Leather is used to cover the entire hand for 360 protection. The full leatherback is used when additional protection is needed over the whole back of the hand.
The longest cuff available. Gauntlet cuffs start at 4 1/2" length and longer, providing extra forearm and wrist protection. Leather gauntlet gloves are ideal for anyone needing protection up the forearm.
Independent tests have proven goatskin leather to be one of the strongest and most durable hides available. The dense fiber structure of goatskin enables gloves made with this hide to hold up under the harshest working conditions. Goatskin offers an ultra-thin feel and natural lanolin that softens skin. Plus, goatskin gloves come in at a mid-range price point, not as expensive as elkskin or deerskin leather gloves.
The outside of the skin/hide that shows the texture of pores, wrinkles, and marks.
The most common pattern found in constructing leather work gloves. Gunn cut gloves feature a seamless back, along with seams away from the palm at the base of the two middle fingers. They are designed to lessen the strain put on the glove’s materials, providing more extended wear and a higher degree of comfort. Unlike clute cut leather gloves, Gunn cut leather work gloves are designed for heavy-duty applications.
The piece of leather sewn between the fingers. It is also referred to as the fourchette.
The edge of a piece of clothing or a glove. Our glove hems are finished with a fabric, plasticized material, or leather.
An inner liner made from a lightweight cotton interlock knit fabric.
A liner made from a single-knit cotton fabric known for its elasticity and soft feel and at an economical price point.
An inset thumb is sewn in as a separate piece. It is reinforced with extra stitching and provides greater comfort and dexterity over gloves manufactured with straight thumbs.
Knit wrist cuff:
Provides a snug fit to keep out wind and debris, while protecting the user’s wrist.
A band of material that is stitched across the back of a glove covering the knuckle area, providing additional protection.
A durable, breathable, water-resistant leather used to make economical leather work gloves.
A soft, cushioning cotton material.
Made from a waterproof polyethylene layer laminated between two pieces of fabric.
Reinforced thumb crotch:
A high wear area between your thumb and forefinger, strengthening this area with additional material allows for more extended wear.
A cuffed hem that is created by “rolling,” or folding the leather onto itself. This style cuff provides extra protection and durability when putting on the glove.
Covers the wearer a few inches past the wrist and is designed to be removed quickly in case of emergency.
Shoulder split leather:
Leather that comes from the shoulder area where the hide is less uniform in density and appearance. The result is a less durable but more affordable leather.
Side split leather:
Leather that comes from the back and side portions of the animal. The hide is the most dense here, yielding a consistently durable grade leather.
Easy to get on and off.
When a thick piece of leather is split into two thinner sections, the top part will have grain (top grain), and the bottom section will be suede on both sides.
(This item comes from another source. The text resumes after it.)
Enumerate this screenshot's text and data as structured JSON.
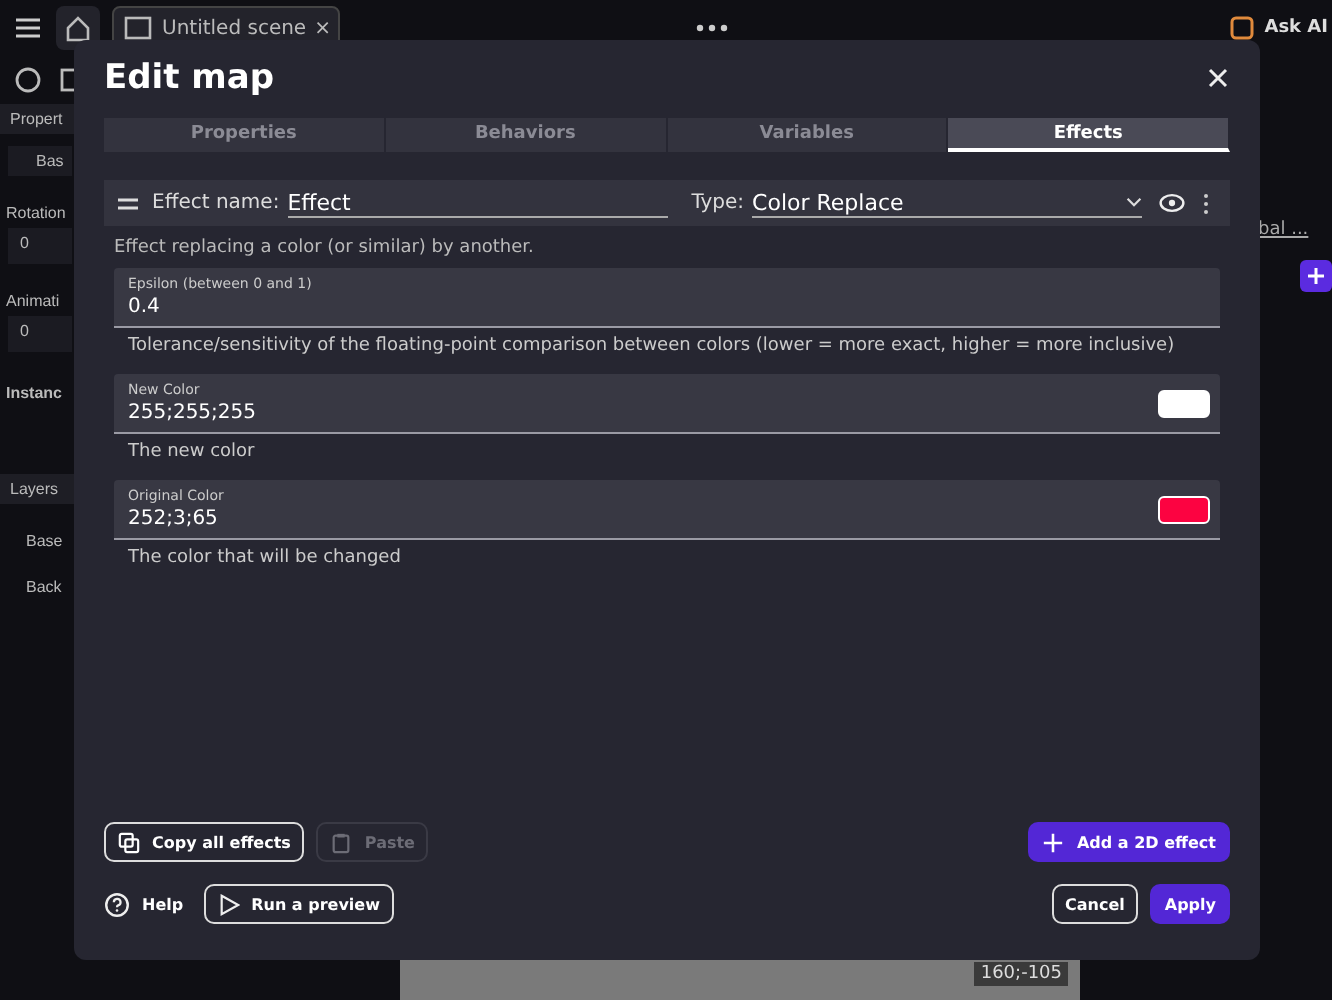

The bottom piece is the split.
A stiffened cuff made by adding two layers of fabric laminated together and hardened with starch.
Lies straight with the index finger when not in use—the most economical thumb option, but also the one with the least range of movement.
An inner part of a glove designed to trap hot air and provide warmth.
A liner made from a high-loft matte fiber.
Recognized as one of the leading materials for insulation.
An abbreviation for thermoplastic rubber, which is incorporated on the back of the hand to protect knuckles.
One of MCR Safety's three core leather work glove categories. Welder’s gloves are designed to work around heat and resist sparks. Made with gauntlet cuffs, they are typically lined for added heat resistance.
A thin piece of leather sewn into the seam to strengthen the glove and prolong the gloves' overall lifespan, often used at the thumb and base of fingers.
An angled thumb that is sewn out to the side and doesn’t include seams, making it the most durable, longest-wearing, and most comfortable thumb style available in our line.
One of Nature's best insulators, wool dries quickly, too.